Baghdad (CNN) – A string of car and roadside bombs exploded in northern and central Iraq Wednesday morning, killing at least 58 people and wounding 156 others, police officials said.
Most of the victims were Shiite Muslim pilgrims, police said.
The attacks Wednesday come after mortar rounds landed on pilgrims in northwestern Baghdad’s Kadhimiya Shiite neighborhood Sunday leaving at least seven people dead and 20 others wounded.
Hundreds of thousands of Shiite pilgrims have begun walking to Kadhimya for the annual commemoration of the death of Imam Moussa al-Kadhim on Saturday. Many will be traveling by foot or by car, some from across the country, especially southern Shiite provinces.
The shrine to al-Kadhim in Baghdad is one of Shiite Islam’s holiest sites. Al-Kadhim is among 12 revered imams in Shiite Islam.
Wednesday’s attacks are the deadliest since February 23, 2011 when nearly 50 people were killed and more than 200 were wounded. A similar number people died on March 20 of this year in attacks across the country.
Since the U.S.-led invasion of Iraq in 2003, thousands of Shiite pilgrims have been killed and wounded by Sunni extremists, including groups like al-Qaeda in Iraq.
While the attacks continue, violence in Iraq is down dramatically since the peak of sectarian violence between 2005 and 2007.
During May, 132 people were killed and 248 others were wounded in violence across the country.

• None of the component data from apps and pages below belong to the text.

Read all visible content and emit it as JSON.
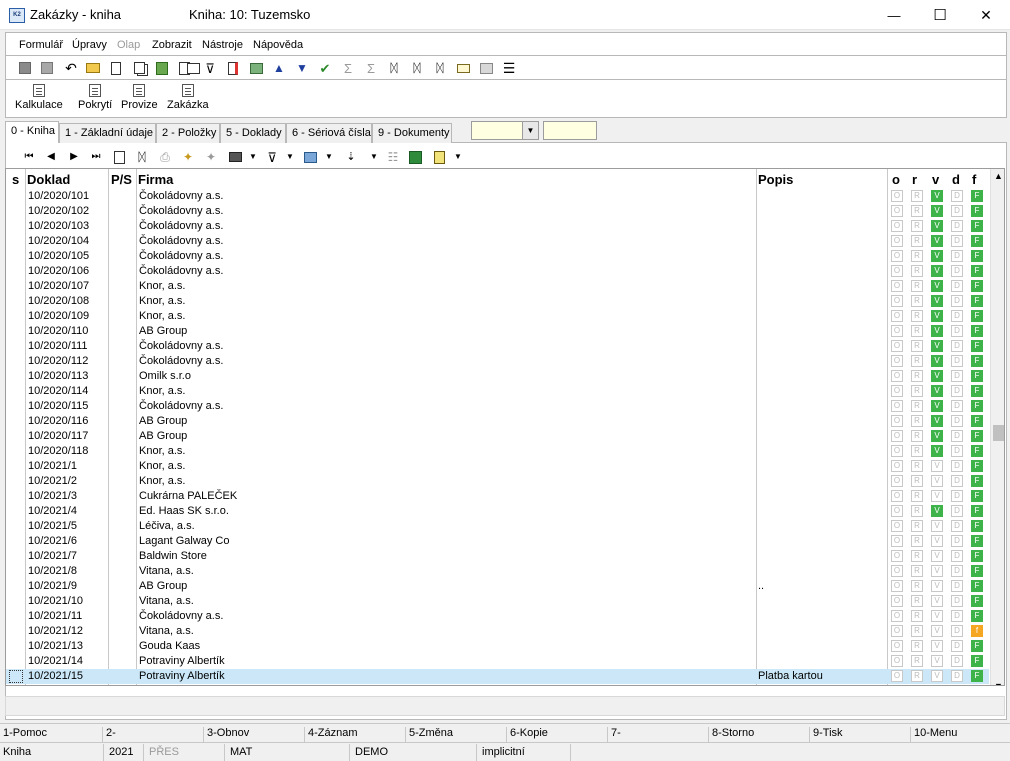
{
  "window": {
    "app_title": "Zakázky - kniha",
    "book_title": "Kniha: 10: Tuzemsko",
    "app_icon_text": "K2",
    "minimize": "—",
    "maximize": "☐",
    "close": "✕"
  },
  "menu": [
    {
      "label": "Formulář",
      "enabled": true
    },
    {
      "label": "Úpravy",
      "enabled": true
    },
    {
      "label": "Olap",
      "enabled": false
    },
    {
      "label": "Zobrazit",
      "enabled": true
    },
    {
      "label": "Nástroje",
      "enabled": true
    },
    {
      "label": "Nápověda",
      "enabled": true
    }
  ],
  "toolbar1_icons": [
    "save-icon",
    "save-all-icon",
    "undo-icon",
    "open-folder-icon",
    "new-document-icon",
    "copy-document-icon",
    "lock-icon",
    "print-preview-icon",
    "book-icon",
    "filter-icon",
    "delete-filter-icon",
    "books-icon",
    "arrow-up-icon",
    "arrow-down-icon",
    "check-icon",
    "sigma-icon",
    "sigma-off-icon",
    "binoculars-icon",
    "binoculars-next-icon",
    "binoculars-prev-icon",
    "mail-icon",
    "edit-icon",
    "menu-icon"
  ],
  "toolbar2": [
    {
      "label": "Kalkulace"
    },
    {
      "label": "Pokrytí"
    },
    {
      "label": "Provize"
    },
    {
      "label": "Zakázka"
    }
  ],
  "tabs": [
    {
      "label": "0 - Kniha",
      "active": true
    },
    {
      "label": "1 - Základní údaje"
    },
    {
      "label": "2 - Položky"
    },
    {
      "label": "5 - Doklady"
    },
    {
      "label": "6 - Sériová čísla"
    },
    {
      "label": "9 - Dokumenty"
    }
  ],
  "combo": {
    "value": "",
    "arrow": "▼"
  },
  "combo2": {
    "value": ""
  },
  "toolbar3_icons": [
    "first-record-icon",
    "prev-record-icon",
    "next-record-icon",
    "last-record-icon",
    "refresh-icon",
    "find-icon",
    "print-icon",
    "add-star-icon",
    "remove-star-icon",
    "camera-icon",
    "filter-icon",
    "export-icon",
    "sort-icon",
    "list-icon",
    "excel-icon",
    "columns-icon"
  ],
  "grid": {
    "columns": {
      "s": "s",
      "doklad": "Doklad",
      "ps": "P/S",
      "firma": "Firma",
      "popis": "Popis",
      "o": "o",
      "r": "r",
      "v": "v",
      "d": "d",
      "f": "f"
    },
    "rows": [
      {
        "doklad": "10/2020/101",
        "firma": "Čokoládovny a.s.",
        "popis": "",
        "o": "O",
        "r": "R",
        "v": "V",
        "d": "D",
        "f": "F",
        "v_on": true,
        "f_state": "on"
      },
      {
        "doklad": "10/2020/102",
        "firma": "Čokoládovny a.s.",
        "popis": "",
        "o": "O",
        "r": "R",
        "v": "V",
        "d": "D",
        "f": "F",
        "v_on": true,
        "f_state": "on"
      },
      {
        "doklad": "10/2020/103",
        "firma": "Čokoládovny a.s.",
        "popis": "",
        "o": "O",
        "r": "R",
        "v": "V",
        "d": "D",
        "f": "F",
        "v_on": true,
        "f_state": "on"
      },
      {
        "doklad": "10/2020/104",
        "firma": "Čokoládovny a.s.",
        "popis": "",
        "o": "O",
        "r": "R",
        "v": "V",
        "d": "D",
        "f": "F",
        "v_on": true,
        "f_state": "on"
      },
      {
        "doklad": "10/2020/105",
        "firma": "Čokoládovny a.s.",
        "popis": "",
        "o": "O",
        "r": "R",
        "v": "V",
        "d": "D",
        "f": "F",
        "v_on": true,
        "f_state": "on"
      },
      {
        "doklad": "10/2020/106",
        "firma": "Čokoládovny a.s.",
        "popis": "",
        "o": "O",
        "r": "R",
        "v": "V",
        "d": "D",
        "f": "F",
        "v_on": true,
        "f_state": "on"
      },
      {
        "doklad": "10/2020/107",
        "firma": "Knor, a.s.",
        "popis": "",
        "o": "O",
        "r": "R",
        "v": "V",
        "d": "D",
        "f": "F",
        "v_on": true,
        "f_state": "on"
      },
      {
        "doklad": "10/2020/108",
        "firma": "Knor, a.s.",
        "popis": "",
        "o": "O",
        "r": "R",
        "v": "V",
        "d": "D",
        "f": "F",
        "v_on": true,
        "f_state": "on"
      },
      {
        "doklad": "10/2020/109",
        "firma": "Knor, a.s.",
        "popis": "",
        "o": "O",
        "r": "R",
        "v": "V",
        "d": "D",
        "f": "F",
        "v_on": true,
        "f_state": "on"
      },
      {
        "doklad": "10/2020/110",
        "firma": "AB Group",
        "popis": "",
        "o": "O",
        "r": "R",
        "v": "V",
        "d": "D",
        "f": "F",
        "v_on": true,
        "f_state": "on"
      },
      {
        "doklad": "10/2020/111",
        "firma": "Čokoládovny a.s.",
        "popis": "",
        "o": "O",
        "r": "R",
        "v": "V",
        "d": "D",
        "f": "F",
        "v_on": true,
        "f_state": "on"
      },
      {
        "doklad": "10/2020/112",
        "firma": "Čokoládovny a.s.",
        "popis": "",
        "o": "O",
        "r": "R",
        "v": "V",
        "d": "D",
        "f": "F",
        "v_on": true,
        "f_state": "on"
      },
      {
        "doklad": "10/2020/113",
        "firma": "Omilk s.r.o",
        "popis": "",
        "o": "O",
        "r": "R",
        "v": "V",
        "d": "D",
        "f": "F",
        "v_on": true,
        "f_state": "on"
      },
      {
        "doklad": "10/2020/114",
        "firma": "Knor, a.s.",
        "popis": "",
        "o": "O",
        "r": "R",
        "v": "V",
        "d": "D",
        "f": "F",
        "v_on": true,
        "f_state": "on"
      },
      {
        "doklad": "10/2020/115",
        "firma": "Čokoládovny a.s.",
        "popis": "",
        "o": "O",
        "r": "R",
        "v": "V",
        "d": "D",
        "f": "F",
        "v_on": true,
        "f_state": "on"
      },
      {
        "doklad": "10/2020/116",
        "firma": "AB Group",
        "popis": "",
        "o": "O",
        "r": "R",
        "v": "V",
        "d": "D",
        "f": "F",
        "v_on": true,
        "f_state": "on"
      },
      {
        "doklad": "10/2020/117",
        "firma": "AB Group",
        "popis": "",
        "o": "O",
        "r": "R",
        "v": "V",
        "d": "D",
        "f": "F",
        "v_on": true,
        "f_state": "on"
      },
      {
        "doklad": "10/2020/118",
        "firma": "Knor, a.s.",
        "popis": "",
        "o": "O",
        "r": "R",
        "v": "V",
        "d": "D",
        "f": "F",
        "v_on": true,
        "f_state": "on"
      },
      {
        "doklad": "10/2021/1",
        "firma": "Knor, a.s.",
        "popis": "",
        "o": "O",
        "r": "R",
        "v": "V",
        "d": "D",
        "f": "F",
        "v_on": false,
        "f_state": "on"
      },
      {
        "doklad": "10/2021/2",
        "firma": "Knor, a.s.",
        "popis": "",
        "o": "O",
        "r": "R",
        "v": "V",
        "d": "D",
        "f": "F",
        "v_on": false,
        "f_state": "on"
      },
      {
        "doklad": "10/2021/3",
        "firma": "Cukrárna PALEČEK",
        "popis": "",
        "o": "O",
        "r": "R",
        "v": "V",
        "d": "D",
        "f": "F",
        "v_on": false,
        "f_state": "on"
      },
      {
        "doklad": "10/2021/4",
        "firma": "Ed. Haas SK s.r.o.",
        "popis": "",
        "o": "O",
        "r": "R",
        "v": "V",
        "d": "D",
        "f": "F",
        "v_on": true,
        "f_state": "on"
      },
      {
        "doklad": "10/2021/5",
        "firma": "Léčiva, a.s.",
        "popis": "",
        "o": "O",
        "r": "R",
        "v": "V",
        "d": "D",
        "f": "F",
        "v_on": false,
        "f_state": "on"
      },
      {
        "doklad": "10/2021/6",
        "firma": "Lagant Galway Co",
        "popis": "",
        "o": "O",
        "r": "R",
        "v": "V",
        "d": "D",
        "f": "F",
        "v_on": false,
        "f_state": "on"
      },
      {
        "doklad": "10/2021/7",
        "firma": "Baldwin Store",
        "popis": "",
        "o": "O",
        "r": "R",
        "v": "V",
        "d": "D",
        "f": "F",
        "v_on": false,
        "f_state": "on"
      },
      {
        "doklad": "10/2021/8",
        "firma": "Vitana, a.s.",
        "popis": "",
        "o": "O",
        "r": "R",
        "v": "V",
        "d": "D",
        "f": "F",
        "v_on": false,
        "f_state": "on"
      },
      {
        "doklad": "10/2021/9",
        "firma": "AB Group",
        "popis": "..",
        "o": "O",
        "r": "R",
        "v": "V",
        "d": "D",
        "f": "F",
        "v_on": false,
        "f_state": "on"
      },
      {
        "doklad": "10/2021/10",
        "firma": "Vitana, a.s.",
        "popis": "",
        "o": "O",
        "r": "R",
        "v": "V",
        "d": "D",
        "f": "F",
        "v_on": false,
        "f_state": "on"
      },
      {
        "doklad": "10/2021/11",
        "firma": "Čokoládovny a.s.",
        "popis": "",
        "o": "O",
        "r": "R",
        "v": "V",
        "d": "D",
        "f": "F",
        "v_on": false,
        "f_state": "on"
      },
      {
        "doklad": "10/2021/12",
        "firma": "Vitana, a.s.",
        "popis": "",
        "o": "O",
        "r": "R",
        "v": "V",
        "d": "D",
        "f": "f",
        "v_on": false,
        "f_state": "warn"
      },
      {
        "doklad": "10/2021/13",
        "firma": "Gouda Kaas",
        "popis": "",
        "o": "O",
        "r": "R",
        "v": "V",
        "d": "D",
        "f": "F",
        "v_on": false,
        "f_state": "on"
      },
      {
        "doklad": "10/2021/14",
        "firma": "Potraviny Albertík",
        "popis": "",
        "o": "O",
        "r": "R",
        "v": "V",
        "d": "D",
        "f": "F",
        "v_on": false,
        "f_state": "on"
      },
      {
        "doklad": "10/2021/15",
        "firma": "Potraviny Albertík",
        "popis": "Platba kartou",
        "o": "O",
        "r": "R",
        "v": "V",
        "d": "D",
        "f": "F",
        "v_on": false,
        "f_state": "on",
        "selected": true
      }
    ]
  },
  "scroll": {
    "up": "▲",
    "down": "▼"
  },
  "function_keys": [
    "1-Pomoc",
    "2-",
    "3-Obnov",
    "4-Záznam",
    "5-Změna",
    "6-Kopie",
    "7-",
    "8-Storno",
    "9-Tisk",
    "10-Menu"
  ],
  "status": [
    {
      "label": "Kniha",
      "enabled": true
    },
    {
      "label": "2021",
      "enabled": true
    },
    {
      "label": "PŘES",
      "enabled": false
    },
    {
      "label": "MAT",
      "enabled": true
    },
    {
      "label": "DEMO",
      "enabled": true
    },
    {
      "label": "implicitní",
      "enabled": true
    }
  ],
  "colors": {
    "accent": "#3db34a",
    "warn": "#f5a623",
    "selected_row": "#cce8f8",
    "combo_bg": "#ffffe1"
  }
}
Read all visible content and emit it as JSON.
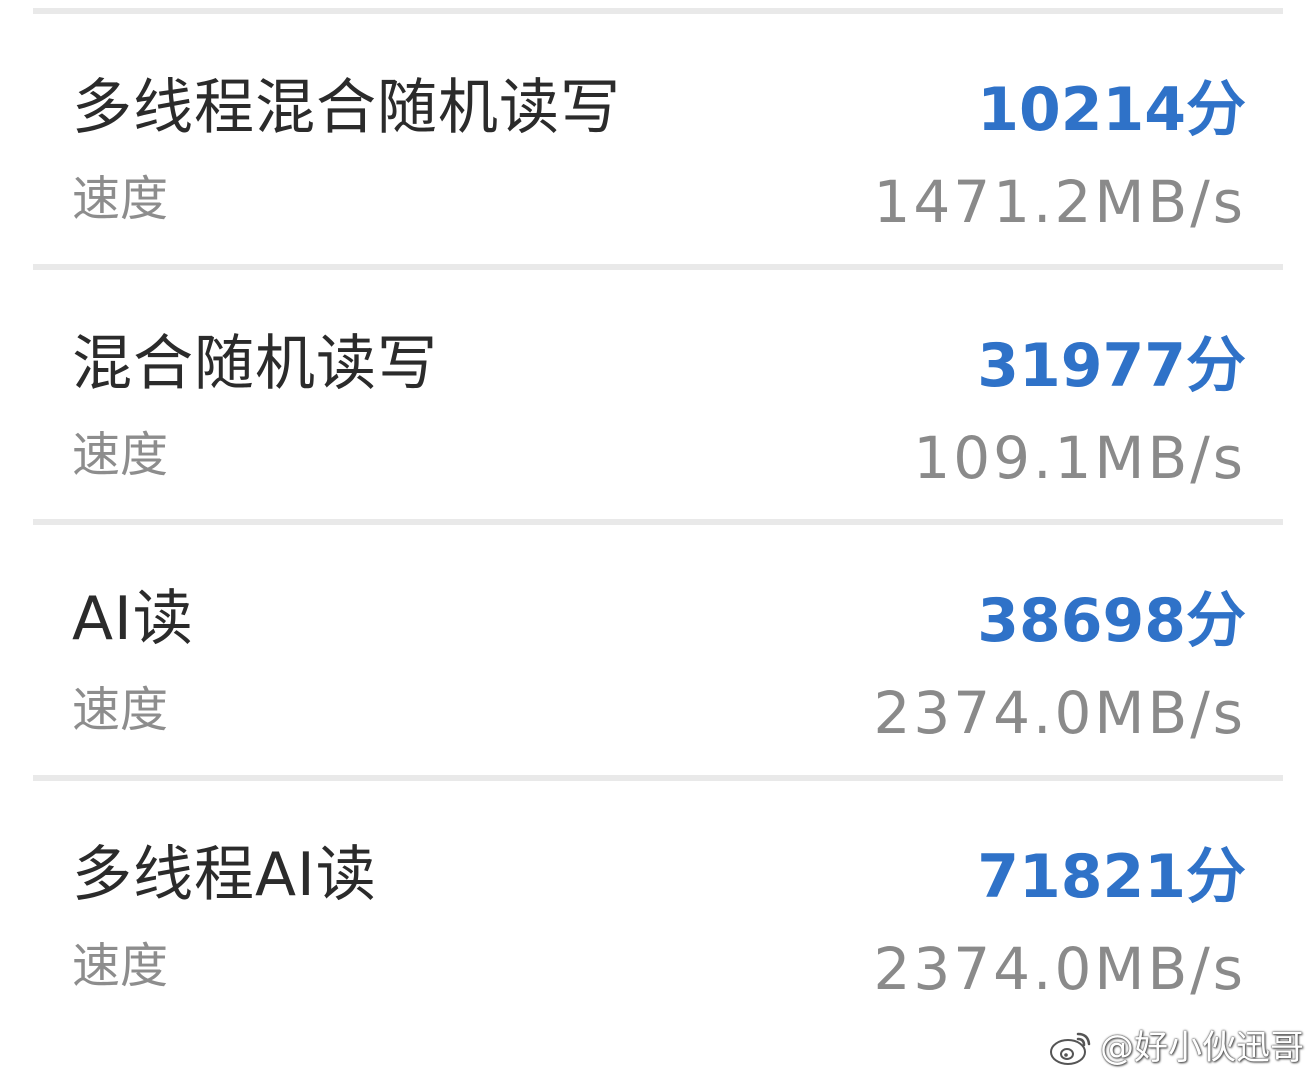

The Egyptian presidential election was held last week. No candidate received 50 percent of the vote, so a runoff will be held between the two leading candidates, Mohammed Morsi and Ahmed Shafiq. Morsi represented the Muslim Brotherhood’s Freedom and Justice Party and received 25.3 percent of the vote, while Shafiq, a former Egyptian air force commander and the last prime minister to serve in Hosni Mubarak’s administration, received 24.9 percent. There were, of course, charges of irregularities, but in general the results made sense. The Islamist faction had done extremely well in the parliamentary election, and fear of an Islamist president caused the substantial Coptic community, among others, to support the candidate of the old regime, which had provided them at least some security.
Morsi and Shafiq effectively tied in the first round, and either can win the next round. Morsi’s strength is that he has the support of both the Islamist elements and those who fear a Shafiq presidency and possible return to the old regime. Shafiq’s strength is that he speaks for those who fear an Islamist regime. The question is who will win the non-Islamist secularists’ support. They oppose both factions, but they are now going to have to live with a president from one of them. If their secularism is stronger than their hatred of the former regime, they will go with Shafiq. If not, they will go with Morsi. And, of course, it is unclear whether the Supreme Council of the Armed Forces, the military committee that has ruled Egypt since the fall of Mubarak, will cede any real power to either candidate, especially since the constitution hasn’t even been drafted.